“For the best part of the last year, we worked hard to get Advance Purchase Agreements (APAs) with vaccine producers to bring vaccines to the citizens, in Europe and beyond.

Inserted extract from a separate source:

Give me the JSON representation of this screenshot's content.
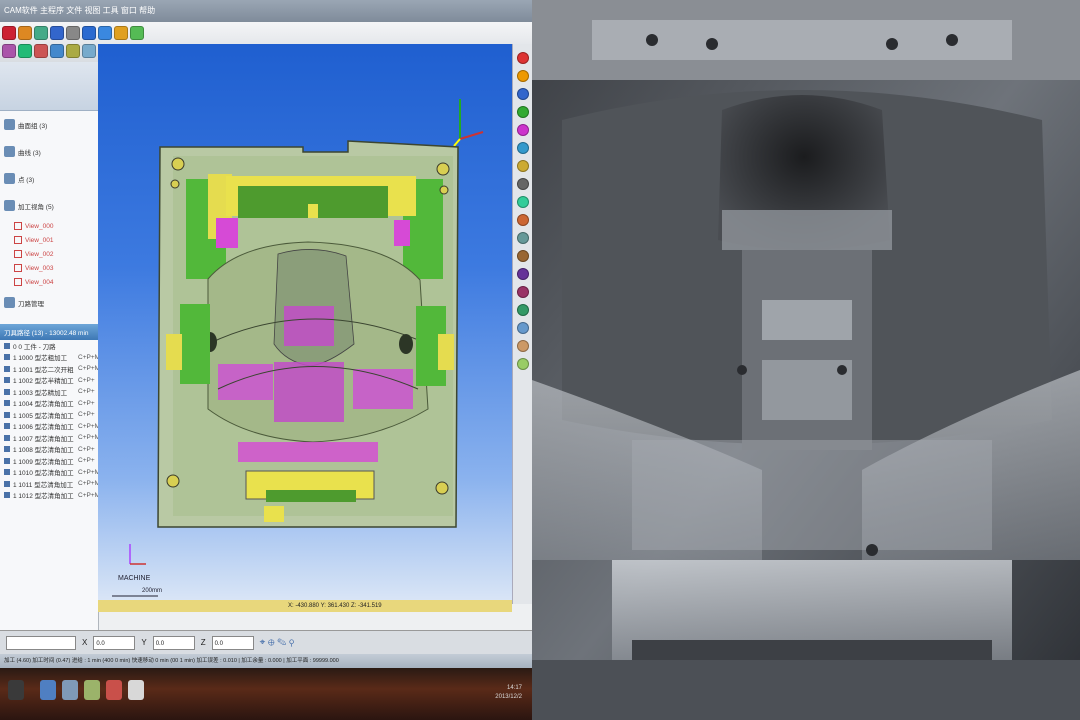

We gave upfront funding to companies to build the necessary manufacturing capacity to produce vaccines, so deliveries can start as soon as they are authorised,” said health and food safety Commissioner, Stella Kyriakides.

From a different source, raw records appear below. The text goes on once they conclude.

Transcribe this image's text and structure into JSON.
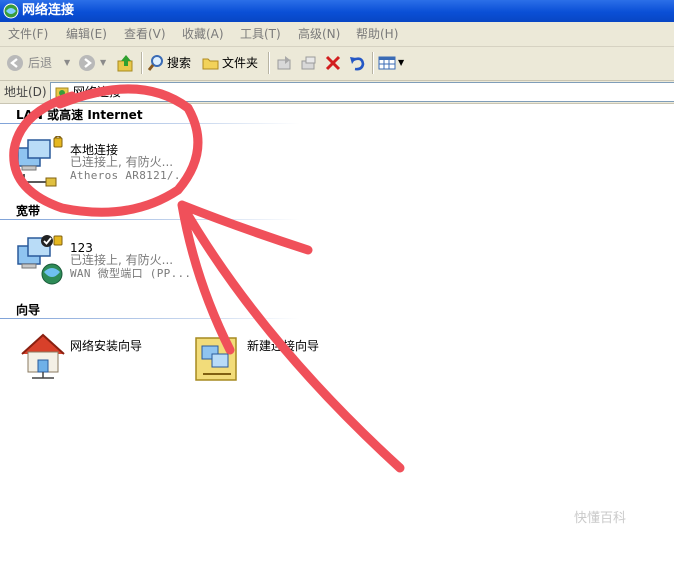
{
  "window": {
    "title": "网络连接"
  },
  "menu": [
    "文件(F)",
    "编辑(E)",
    "查看(V)",
    "收藏(A)",
    "工具(T)",
    "高级(N)",
    "帮助(H)"
  ],
  "toolbar": {
    "back": "后退",
    "search": "搜索",
    "folders": "文件夹"
  },
  "address": {
    "label": "地址(D)",
    "value": "网络连接"
  },
  "groups": [
    {
      "title": "LAN 或高速 Internet",
      "items": [
        {
          "name": "本地连接",
          "status": "已连接上, 有防火...",
          "device": "Atheros AR8121/..."
        }
      ]
    },
    {
      "title": "宽带",
      "items": [
        {
          "name": "123",
          "status": "已连接上, 有防火...",
          "device": "WAN 微型端口 (PP..."
        }
      ]
    },
    {
      "title": "向导",
      "items": [
        {
          "name": "网络安装向导"
        },
        {
          "name": "新建连接向导"
        }
      ]
    }
  ],
  "watermark": "快懂百科",
  "colors": {
    "titlebar": "#0a4fd6",
    "chrome": "#ece9d8",
    "annotation": "#f0505a"
  }
}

“We now need transparency on where the vaccines we secured are going and ensure that they reach our citizens,” she stressed.
Commission vice-president Valdis Dombrovskis told reporters that “we paid these companies to increase production and now we expect them to deliver,”
“This is a race against the clock – we cannot lose time because of vaccines not being delivered as per the agreed schedule,” he said, stressing the need to make sure all APAs made between the EU and these companies are honoured.
Describing the measures as “strictly targeted”, he said that the measures had been adopted with the “utmost urgency”.
“The aim is to provide us immediately with full transparency and, if needed, it also will provide us with a tool to ensure vaccine deliveries.”
The measure applies only to those coronavirus vaccines that are covered by advance purchase agreements between drug companies and the Commission.
In accordance with its humanitarian commitments, the Commission said that the measures do not apply for exports to any of the 92 low and middle-income countries listed in the COVAX advance market commitment list or exports in the context of a humanitarian emergency response.
Any decision to halt the export of vaccines will require an agreement from both the member state involved and the Commission.
EU officials said they expected the order to come into effect on Saturday, and it is intended to continue until the end of March.
The launch of vaccine export authorisations comes on the back of increasing tensions between the EU executive and pharmaceutical giant AstraZeneca, which is accused of breaching its contract by delaying deliveries to EU governments while maintaining those under a deal it signed earlier with the UK.
But Kyriakides insisted that the EU is “not protecting ourselves against any specific country. And we’re not in competition or in a race against any country.”
“The only race we’re in is against this virus,” she stressed.
However, Dombrovskis confirmed that companies declaring new exports would also have to provide information “on their exports and export destinations, quantities and so on, for the period covering three months prior to entering into force of this regulation”.
This may then reveal whether or not AstraZeneca sent vaccines to Britain from one of its two vaccine plants in Europe, which it says have been hit by production glitches.
[Edited by Benjamin Fox]